# Task details
With no omissions, write out every record given below.

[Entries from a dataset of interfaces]
....................

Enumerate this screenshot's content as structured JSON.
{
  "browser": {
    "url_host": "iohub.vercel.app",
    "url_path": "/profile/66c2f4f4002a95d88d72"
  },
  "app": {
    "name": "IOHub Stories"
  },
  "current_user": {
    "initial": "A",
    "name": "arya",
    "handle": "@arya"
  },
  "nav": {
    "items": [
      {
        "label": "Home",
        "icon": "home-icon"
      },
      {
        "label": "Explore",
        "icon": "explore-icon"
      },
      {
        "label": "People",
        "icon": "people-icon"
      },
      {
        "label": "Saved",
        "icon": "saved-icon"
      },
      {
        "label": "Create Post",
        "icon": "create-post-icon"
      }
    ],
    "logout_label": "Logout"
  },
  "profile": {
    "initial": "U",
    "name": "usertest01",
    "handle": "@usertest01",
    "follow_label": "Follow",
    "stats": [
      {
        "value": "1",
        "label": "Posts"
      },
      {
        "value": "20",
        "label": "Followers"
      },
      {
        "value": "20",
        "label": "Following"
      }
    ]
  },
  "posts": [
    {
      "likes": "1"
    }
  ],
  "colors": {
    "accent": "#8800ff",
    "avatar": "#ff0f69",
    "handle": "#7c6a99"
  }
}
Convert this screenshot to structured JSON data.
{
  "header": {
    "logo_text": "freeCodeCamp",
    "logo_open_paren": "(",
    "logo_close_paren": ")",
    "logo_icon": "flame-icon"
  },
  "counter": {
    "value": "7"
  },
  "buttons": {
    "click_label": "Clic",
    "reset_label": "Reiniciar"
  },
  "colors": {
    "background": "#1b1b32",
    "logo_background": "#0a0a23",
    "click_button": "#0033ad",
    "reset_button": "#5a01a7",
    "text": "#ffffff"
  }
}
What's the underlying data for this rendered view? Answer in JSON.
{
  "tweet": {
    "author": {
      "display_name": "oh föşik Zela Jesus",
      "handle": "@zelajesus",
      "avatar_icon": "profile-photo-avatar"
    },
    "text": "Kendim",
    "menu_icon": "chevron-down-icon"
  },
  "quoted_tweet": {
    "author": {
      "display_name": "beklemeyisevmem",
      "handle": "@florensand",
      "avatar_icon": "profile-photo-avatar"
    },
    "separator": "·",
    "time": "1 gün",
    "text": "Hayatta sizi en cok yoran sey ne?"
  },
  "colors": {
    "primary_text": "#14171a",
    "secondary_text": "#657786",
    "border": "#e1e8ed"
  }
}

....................

# Solution to this exercise
Enumerate this screenshot's content as structured JSON.
{
  "browser": {
    "url_host": "iohub.vercel.app",
    "url_path": "/profile/66c2f4f4002a95d88d72"
  },
  "app": {
    "name": "IOHub Stories"
  },
  "current_user": {
    "initial": "A",
    "name": "arya",
    "handle": "@arya"
  },
  "nav": {
    "items": [
      {
        "label": "Home",
        "icon": "home-icon"
      },
      {
        "label": "Explore",
        "icon": "explore-icon"
      },
      {
        "label": "People",
        "icon": "people-icon"
      },
      {
        "label": "Saved",
        "icon": "saved-icon"
      },
      {
        "label": "Create Post",
        "icon": "create-post-icon"
      }
    ],
    "logout_label": "Logout"
  },
  "profile": {
    "initial": "U",
    "name": "usertest01",
    "handle": "@usertest01",
    "follow_label": "Follow",
    "stats": [
      {
        "value": "1",
        "label": "Posts"
      },
      {
        "value": "20",
        "label": "Followers"
      },
      {
        "value": "20",
        "label": "Following"
      }
    ]
  },
  "posts": [
    {
      "likes": "1"
    }
  ],
  "colors": {
    "accent": "#8800ff",
    "avatar": "#ff0f69",
    "handle": "#7c6a99"
  }
}
Convert this screenshot to structured JSON data.
{
  "header": {
    "logo_text": "freeCodeCamp",
    "logo_open_paren": "(",
    "logo_close_paren": ")",
    "logo_icon": "flame-icon"
  },
  "counter": {
    "value": "7"
  },
  "buttons": {
    "click_label": "Clic",
    "reset_label": "Reiniciar"
  },
  "colors": {
    "background": "#1b1b32",
    "logo_background": "#0a0a23",
    "click_button": "#0033ad",
    "reset_button": "#5a01a7",
    "text": "#ffffff"
  }
}
What's the underlying data for this rendered view? Answer in JSON.
{
  "tweet": {
    "author": {
      "display_name": "oh föşik Zela Jesus",
      "handle": "@zelajesus",
      "avatar_icon": "profile-photo-avatar"
    },
    "text": "Kendim",
    "menu_icon": "chevron-down-icon"
  },
  "quoted_tweet": {
    "author": {
      "display_name": "beklemeyisevmem",
      "handle": "@florensand",
      "avatar_icon": "profile-photo-avatar"
    },
    "separator": "·",
    "time": "1 gün",
    "text": "Hayatta sizi en cok yoran sey ne?"
  },
  "colors": {
    "primary_text": "#14171a",
    "secondary_text": "#657786",
    "border": "#e1e8ed"
  }
}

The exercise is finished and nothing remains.